A gene silencing treatment for a rare, but debilitating genetic disorder has been recommended for NHS use by the National Institute for Health and Care Excellence (NICE).
Acute hepatic porphyria (AHP) refers to a family of four genetic conditions causing recurrent attacks of severe abdominal pain and vomiting as well as neurological problems such as anxiety, depression and seizures. The disease is caused by genetic variants that introduce defects in haemoglobin synthesis, which leads to the build-up of toxic molecules called porphyrins in the liver.
'Some patients experience regular, intense pain, have to spend long periods of time in hospital and be unable to continue working or have a normal social life,' explained Professor David Rees, director of the National Acute Porphyria Service (NAPS). 'By using this pioneering 'gene silencing' approach... we now have a better chance to help many of those affected live a more normal life.'
Currently available treatments mitigate symptoms of AHP but are not effective in preventing attacks in the long term and have strong side-effects. An ongoing clinical trial has shown that the new drug givosiran can prevent up to 74 percent of attacks by suppressing the activity of ALA synthase-1 – an enzyme that is overactive in AHP and contributes to the toxic accumulation of porphyrins.
Unlike some other forms of gene therapy, gene-silencing does not change patients' DNA. Rather, it uses an RNA interference (RNAi) approach to control the activity level of the ALAS1 gene by intercepting the messenger RNA copied from the gene. This prevents cells from using the RNA as a template to make the enzyme. To maintain a target gene 'silent', treatments need to be ongoing. Givosiran, for example, is administered as a monthly injection to suppress ALAS1.
Givosiran, which was approved last year by the European Medicines Agency, is recommended by NICE for the most severe AHP cases, where attacks occur four or more times a year. The approval has been welcomed by NAPS and the British Porphyria Association.
'I suffered a progressive deterioration in health with each attack: increased weakness, more pain, more fatigue' said Sue Burrell, who took part in the clinical trial. 'Givosiran has been completely life-changing.
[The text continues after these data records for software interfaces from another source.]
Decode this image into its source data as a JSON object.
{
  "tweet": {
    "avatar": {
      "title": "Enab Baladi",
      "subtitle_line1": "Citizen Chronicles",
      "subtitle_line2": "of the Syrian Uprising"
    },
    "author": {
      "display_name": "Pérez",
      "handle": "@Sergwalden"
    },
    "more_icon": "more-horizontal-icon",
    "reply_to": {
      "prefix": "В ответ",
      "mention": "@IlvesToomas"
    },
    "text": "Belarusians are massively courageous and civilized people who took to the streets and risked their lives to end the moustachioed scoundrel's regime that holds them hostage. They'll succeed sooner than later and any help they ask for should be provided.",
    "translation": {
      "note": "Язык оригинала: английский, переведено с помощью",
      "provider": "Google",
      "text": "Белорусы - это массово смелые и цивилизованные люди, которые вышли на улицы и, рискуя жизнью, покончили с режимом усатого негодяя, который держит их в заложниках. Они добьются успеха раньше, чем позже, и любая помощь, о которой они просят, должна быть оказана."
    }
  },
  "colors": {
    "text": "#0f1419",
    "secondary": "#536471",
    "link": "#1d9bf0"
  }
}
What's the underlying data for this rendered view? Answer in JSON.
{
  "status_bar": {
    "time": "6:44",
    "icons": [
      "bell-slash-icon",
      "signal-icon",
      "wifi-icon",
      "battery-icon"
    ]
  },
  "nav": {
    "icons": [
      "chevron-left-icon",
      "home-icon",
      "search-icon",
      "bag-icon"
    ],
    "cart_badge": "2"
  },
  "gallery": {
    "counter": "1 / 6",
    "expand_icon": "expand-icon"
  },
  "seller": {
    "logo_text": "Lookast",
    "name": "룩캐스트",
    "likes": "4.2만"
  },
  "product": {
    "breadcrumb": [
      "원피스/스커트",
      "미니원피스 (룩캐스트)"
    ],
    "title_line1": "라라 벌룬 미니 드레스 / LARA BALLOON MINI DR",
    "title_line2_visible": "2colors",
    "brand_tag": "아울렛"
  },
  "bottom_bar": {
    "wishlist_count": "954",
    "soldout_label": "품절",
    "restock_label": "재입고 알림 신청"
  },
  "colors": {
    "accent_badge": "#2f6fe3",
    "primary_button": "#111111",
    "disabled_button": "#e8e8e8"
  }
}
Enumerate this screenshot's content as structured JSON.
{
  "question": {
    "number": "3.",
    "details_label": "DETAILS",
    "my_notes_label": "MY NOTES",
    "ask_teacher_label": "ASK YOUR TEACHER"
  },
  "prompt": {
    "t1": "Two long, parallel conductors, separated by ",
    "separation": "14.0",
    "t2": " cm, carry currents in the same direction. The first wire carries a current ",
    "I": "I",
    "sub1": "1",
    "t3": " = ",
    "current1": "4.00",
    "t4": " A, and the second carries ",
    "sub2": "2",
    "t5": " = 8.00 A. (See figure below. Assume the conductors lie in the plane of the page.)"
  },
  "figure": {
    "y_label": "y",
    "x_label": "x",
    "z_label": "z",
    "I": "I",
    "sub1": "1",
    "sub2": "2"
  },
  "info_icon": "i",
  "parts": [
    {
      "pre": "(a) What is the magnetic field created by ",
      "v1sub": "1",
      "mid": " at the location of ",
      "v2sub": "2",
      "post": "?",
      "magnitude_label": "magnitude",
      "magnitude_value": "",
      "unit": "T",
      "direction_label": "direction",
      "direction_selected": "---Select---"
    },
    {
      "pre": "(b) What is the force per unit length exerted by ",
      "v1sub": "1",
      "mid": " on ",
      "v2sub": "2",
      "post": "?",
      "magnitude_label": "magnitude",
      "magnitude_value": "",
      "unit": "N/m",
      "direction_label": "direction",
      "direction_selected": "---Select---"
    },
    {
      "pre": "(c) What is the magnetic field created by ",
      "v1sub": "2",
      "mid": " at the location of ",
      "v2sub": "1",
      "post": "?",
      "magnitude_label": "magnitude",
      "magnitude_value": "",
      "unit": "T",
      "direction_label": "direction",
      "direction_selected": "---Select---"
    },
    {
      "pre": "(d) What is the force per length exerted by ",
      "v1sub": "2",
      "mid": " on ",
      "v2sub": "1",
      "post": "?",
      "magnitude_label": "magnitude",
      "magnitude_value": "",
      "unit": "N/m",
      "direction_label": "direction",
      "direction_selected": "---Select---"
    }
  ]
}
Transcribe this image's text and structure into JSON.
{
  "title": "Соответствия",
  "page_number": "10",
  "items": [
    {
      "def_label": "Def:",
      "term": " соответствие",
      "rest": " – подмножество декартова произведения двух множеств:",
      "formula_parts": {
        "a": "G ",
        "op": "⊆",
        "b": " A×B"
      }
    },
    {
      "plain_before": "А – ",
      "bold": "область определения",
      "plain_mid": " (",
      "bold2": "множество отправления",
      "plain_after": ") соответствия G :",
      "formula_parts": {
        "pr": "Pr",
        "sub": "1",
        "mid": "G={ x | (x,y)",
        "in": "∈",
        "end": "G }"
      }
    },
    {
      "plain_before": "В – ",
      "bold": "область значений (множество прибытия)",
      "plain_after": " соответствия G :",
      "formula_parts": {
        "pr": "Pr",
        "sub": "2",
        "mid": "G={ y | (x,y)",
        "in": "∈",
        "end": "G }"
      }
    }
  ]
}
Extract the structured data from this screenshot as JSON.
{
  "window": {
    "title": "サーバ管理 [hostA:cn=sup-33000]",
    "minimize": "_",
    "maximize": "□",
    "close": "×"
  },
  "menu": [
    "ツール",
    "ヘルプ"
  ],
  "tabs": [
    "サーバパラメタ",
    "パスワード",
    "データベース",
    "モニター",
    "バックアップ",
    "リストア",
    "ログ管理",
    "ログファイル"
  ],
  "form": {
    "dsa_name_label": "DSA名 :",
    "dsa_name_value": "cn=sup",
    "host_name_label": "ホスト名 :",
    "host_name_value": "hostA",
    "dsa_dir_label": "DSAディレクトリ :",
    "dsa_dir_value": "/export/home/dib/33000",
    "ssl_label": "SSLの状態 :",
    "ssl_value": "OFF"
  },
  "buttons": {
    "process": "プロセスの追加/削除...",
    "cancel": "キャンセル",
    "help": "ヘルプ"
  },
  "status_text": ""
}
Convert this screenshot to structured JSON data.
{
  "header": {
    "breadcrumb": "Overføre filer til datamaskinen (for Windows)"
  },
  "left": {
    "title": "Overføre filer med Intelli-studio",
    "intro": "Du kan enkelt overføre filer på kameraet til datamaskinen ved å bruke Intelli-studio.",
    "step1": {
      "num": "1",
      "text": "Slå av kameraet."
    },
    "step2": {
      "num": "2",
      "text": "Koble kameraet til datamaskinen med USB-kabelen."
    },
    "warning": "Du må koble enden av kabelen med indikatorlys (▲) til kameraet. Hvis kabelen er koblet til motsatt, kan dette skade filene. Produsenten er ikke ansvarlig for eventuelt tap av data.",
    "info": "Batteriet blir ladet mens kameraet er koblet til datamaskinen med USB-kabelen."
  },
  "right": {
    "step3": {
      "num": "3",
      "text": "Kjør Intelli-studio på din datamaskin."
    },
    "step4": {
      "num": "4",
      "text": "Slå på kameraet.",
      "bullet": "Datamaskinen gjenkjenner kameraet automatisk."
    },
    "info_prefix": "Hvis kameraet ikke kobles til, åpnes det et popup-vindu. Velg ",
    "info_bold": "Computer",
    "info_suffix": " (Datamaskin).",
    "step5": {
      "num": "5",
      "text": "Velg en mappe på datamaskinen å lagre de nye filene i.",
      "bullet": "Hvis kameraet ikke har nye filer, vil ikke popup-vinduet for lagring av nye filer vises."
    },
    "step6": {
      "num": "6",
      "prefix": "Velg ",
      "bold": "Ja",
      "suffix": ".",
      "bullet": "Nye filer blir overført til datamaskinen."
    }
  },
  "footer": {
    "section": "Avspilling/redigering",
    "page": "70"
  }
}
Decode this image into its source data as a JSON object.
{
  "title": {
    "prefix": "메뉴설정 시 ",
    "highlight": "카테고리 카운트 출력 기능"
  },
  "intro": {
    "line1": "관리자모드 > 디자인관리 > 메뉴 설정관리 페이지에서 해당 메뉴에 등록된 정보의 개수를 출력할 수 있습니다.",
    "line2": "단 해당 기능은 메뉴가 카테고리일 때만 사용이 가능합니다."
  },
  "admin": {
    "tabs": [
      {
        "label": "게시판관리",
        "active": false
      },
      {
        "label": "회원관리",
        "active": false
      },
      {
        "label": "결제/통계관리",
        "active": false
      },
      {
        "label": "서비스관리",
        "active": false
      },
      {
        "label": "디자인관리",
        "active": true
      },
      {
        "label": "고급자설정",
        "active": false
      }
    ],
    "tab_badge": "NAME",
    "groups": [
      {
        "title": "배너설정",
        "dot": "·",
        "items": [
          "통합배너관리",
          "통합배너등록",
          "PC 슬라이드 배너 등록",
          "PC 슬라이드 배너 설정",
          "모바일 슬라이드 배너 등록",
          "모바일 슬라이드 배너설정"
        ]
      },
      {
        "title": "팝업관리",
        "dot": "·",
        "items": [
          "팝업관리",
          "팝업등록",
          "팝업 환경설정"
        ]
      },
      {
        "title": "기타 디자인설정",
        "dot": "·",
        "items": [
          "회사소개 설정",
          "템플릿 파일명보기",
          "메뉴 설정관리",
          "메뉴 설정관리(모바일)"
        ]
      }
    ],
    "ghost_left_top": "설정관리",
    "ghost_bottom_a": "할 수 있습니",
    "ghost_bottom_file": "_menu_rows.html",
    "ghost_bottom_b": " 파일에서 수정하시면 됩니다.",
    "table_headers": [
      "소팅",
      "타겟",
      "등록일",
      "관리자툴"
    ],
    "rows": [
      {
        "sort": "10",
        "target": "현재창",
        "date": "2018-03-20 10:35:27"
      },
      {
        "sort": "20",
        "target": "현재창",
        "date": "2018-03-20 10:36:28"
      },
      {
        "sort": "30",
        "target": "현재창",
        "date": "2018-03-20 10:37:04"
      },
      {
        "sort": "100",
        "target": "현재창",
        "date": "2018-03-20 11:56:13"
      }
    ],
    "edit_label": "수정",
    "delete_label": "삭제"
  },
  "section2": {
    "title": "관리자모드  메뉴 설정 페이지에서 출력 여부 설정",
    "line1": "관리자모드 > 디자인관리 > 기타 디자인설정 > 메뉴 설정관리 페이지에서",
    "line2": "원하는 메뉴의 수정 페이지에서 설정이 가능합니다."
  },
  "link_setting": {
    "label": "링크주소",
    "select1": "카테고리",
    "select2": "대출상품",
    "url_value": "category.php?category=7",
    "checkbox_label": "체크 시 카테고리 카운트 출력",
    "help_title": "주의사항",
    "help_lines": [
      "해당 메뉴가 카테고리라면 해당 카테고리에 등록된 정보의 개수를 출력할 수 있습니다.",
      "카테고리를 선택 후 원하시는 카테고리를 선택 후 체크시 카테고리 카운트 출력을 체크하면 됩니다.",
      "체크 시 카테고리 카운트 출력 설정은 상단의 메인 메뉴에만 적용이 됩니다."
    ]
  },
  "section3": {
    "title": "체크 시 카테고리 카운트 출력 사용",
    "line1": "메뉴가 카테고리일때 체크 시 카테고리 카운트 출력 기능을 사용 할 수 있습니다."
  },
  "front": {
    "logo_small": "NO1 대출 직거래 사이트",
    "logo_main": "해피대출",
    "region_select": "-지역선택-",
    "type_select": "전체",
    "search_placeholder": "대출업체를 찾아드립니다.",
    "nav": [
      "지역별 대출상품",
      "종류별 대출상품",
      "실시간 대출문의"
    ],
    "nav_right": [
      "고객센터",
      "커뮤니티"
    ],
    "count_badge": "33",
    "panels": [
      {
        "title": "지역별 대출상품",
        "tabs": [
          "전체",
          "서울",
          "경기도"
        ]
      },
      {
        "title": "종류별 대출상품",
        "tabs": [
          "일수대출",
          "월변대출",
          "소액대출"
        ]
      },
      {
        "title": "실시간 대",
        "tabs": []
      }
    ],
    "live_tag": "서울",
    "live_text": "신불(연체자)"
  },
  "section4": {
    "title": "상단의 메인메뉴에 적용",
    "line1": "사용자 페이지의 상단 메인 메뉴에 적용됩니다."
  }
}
I am able to contribute to family life, to my life, to think of the future.'
In the UK, gene silencing has already been used to treat amyloidosis, another rare genetic disorder (see BioNews 1006), as well as to reduce cholesterol levels (see BioNews 1111). Because it tackles diseases at their root cause with high specificity, this therapeutic approach opens a door to the personalised treatment of many other genetic conditions.